### [WORK TASK]
Every line from the one containing "Enumerate this screenshot's" to the end of the records below, written out word for word, is the whole answer.

### [RECORD EXCERPTS]
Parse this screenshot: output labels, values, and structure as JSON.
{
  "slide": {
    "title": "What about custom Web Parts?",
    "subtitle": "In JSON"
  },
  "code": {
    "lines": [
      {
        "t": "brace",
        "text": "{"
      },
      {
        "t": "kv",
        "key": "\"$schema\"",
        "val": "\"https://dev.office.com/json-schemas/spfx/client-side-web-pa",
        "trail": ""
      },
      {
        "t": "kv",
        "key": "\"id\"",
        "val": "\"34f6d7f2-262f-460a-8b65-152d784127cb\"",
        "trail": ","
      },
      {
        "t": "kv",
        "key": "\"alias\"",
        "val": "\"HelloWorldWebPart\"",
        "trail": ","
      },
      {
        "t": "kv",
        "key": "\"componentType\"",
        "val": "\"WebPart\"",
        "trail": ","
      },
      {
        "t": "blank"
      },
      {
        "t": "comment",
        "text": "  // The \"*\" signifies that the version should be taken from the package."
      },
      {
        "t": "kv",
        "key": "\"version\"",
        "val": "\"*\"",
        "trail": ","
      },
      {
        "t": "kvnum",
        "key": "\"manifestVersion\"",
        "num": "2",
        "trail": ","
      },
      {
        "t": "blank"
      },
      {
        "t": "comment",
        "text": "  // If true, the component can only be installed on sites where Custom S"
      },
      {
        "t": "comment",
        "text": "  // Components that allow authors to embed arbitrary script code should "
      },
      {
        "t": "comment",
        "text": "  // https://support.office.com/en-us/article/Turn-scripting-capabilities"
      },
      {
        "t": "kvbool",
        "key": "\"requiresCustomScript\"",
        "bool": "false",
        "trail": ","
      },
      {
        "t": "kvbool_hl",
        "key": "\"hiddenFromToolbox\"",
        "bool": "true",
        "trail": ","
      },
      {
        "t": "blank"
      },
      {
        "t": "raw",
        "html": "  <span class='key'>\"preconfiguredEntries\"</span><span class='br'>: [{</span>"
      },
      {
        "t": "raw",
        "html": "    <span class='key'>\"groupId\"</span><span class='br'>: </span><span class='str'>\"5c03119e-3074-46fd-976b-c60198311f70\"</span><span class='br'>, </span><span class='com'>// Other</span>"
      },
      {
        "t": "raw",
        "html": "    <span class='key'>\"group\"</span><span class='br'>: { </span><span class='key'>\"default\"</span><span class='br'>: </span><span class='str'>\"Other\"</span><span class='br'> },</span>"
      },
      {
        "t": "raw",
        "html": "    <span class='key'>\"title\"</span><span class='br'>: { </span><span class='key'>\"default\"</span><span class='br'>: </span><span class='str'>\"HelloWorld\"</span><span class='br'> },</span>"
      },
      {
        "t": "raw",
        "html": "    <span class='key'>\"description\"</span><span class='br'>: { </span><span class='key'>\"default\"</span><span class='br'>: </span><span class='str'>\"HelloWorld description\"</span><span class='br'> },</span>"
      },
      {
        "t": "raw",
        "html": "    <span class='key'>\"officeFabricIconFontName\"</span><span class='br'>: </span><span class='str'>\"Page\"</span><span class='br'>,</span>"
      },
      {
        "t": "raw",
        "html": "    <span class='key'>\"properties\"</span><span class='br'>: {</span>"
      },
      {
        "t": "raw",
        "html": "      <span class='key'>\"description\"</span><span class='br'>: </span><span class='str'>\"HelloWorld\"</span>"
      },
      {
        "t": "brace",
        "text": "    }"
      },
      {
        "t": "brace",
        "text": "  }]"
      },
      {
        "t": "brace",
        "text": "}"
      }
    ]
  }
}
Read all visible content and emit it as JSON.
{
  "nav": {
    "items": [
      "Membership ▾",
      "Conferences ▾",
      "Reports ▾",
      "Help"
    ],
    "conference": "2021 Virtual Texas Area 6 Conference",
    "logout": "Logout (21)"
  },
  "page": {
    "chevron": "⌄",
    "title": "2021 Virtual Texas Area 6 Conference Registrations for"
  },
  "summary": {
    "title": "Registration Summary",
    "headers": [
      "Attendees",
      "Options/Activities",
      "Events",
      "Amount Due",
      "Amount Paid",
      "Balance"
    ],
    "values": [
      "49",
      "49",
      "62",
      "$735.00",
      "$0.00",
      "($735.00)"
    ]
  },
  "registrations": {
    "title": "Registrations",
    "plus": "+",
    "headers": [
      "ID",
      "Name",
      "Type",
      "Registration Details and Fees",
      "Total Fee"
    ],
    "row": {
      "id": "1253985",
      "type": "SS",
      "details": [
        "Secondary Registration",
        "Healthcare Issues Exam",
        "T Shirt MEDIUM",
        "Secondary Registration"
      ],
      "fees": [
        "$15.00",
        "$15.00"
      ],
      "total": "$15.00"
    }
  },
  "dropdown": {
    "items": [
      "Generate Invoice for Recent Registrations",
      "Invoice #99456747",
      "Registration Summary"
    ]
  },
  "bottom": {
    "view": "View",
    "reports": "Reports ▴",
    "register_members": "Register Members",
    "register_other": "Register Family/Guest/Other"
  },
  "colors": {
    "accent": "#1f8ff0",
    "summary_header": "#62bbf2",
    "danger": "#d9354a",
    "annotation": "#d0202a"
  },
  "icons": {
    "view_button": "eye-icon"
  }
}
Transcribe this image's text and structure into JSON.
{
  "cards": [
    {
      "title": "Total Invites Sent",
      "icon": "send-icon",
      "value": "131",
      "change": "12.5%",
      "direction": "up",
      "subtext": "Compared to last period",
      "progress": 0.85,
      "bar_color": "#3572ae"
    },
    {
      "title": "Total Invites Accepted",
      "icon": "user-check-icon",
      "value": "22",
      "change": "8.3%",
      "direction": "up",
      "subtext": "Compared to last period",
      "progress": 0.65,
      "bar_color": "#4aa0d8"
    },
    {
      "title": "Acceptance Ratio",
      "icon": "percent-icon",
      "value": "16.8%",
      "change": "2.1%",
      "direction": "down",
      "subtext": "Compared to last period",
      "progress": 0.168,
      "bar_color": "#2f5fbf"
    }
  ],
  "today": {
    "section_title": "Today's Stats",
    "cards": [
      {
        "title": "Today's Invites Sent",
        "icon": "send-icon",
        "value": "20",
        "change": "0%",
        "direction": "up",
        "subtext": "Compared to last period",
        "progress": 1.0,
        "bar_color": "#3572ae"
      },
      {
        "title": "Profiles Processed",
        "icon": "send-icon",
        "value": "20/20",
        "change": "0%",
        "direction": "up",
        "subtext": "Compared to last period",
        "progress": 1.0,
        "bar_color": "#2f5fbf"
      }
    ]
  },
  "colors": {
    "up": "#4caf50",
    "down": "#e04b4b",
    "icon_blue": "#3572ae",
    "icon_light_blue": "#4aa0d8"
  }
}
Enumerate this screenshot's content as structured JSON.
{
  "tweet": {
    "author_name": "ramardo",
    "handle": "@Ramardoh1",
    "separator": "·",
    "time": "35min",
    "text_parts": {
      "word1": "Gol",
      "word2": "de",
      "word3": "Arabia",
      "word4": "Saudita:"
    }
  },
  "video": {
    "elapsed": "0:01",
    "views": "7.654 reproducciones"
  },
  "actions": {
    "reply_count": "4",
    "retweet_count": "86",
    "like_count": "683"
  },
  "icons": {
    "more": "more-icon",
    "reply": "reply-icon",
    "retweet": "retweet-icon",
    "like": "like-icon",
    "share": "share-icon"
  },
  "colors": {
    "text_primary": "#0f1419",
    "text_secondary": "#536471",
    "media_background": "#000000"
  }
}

### [ANSWER FOR THIS EXERCISE]
Enumerate this screenshot's content as structured JSON.
{
  "tweet": {
    "author_name": "ramardo",
    "handle": "@Ramardoh1",
    "separator": "·",
    "time": "35min",
    "text_parts": {
      "word1": "Gol",
      "word2": "de",
      "word3": "Arabia",
      "word4": "Saudita:"
    }
  },
  "video": {
    "elapsed": "0:01",
    "views": "7.654 reproducciones"
  },
  "actions": {
    "reply_count": "4",
    "retweet_count": "86",
    "like_count": "683"
  },
  "icons": {
    "more": "more-icon",
    "reply": "reply-icon",
    "retweet": "retweet-icon",
    "like": "like-icon",
    "share": "share-icon"
  },
  "colors": {
    "text_primary": "#0f1419",
    "text_secondary": "#536471",
    "media_background": "#000000"
  }
}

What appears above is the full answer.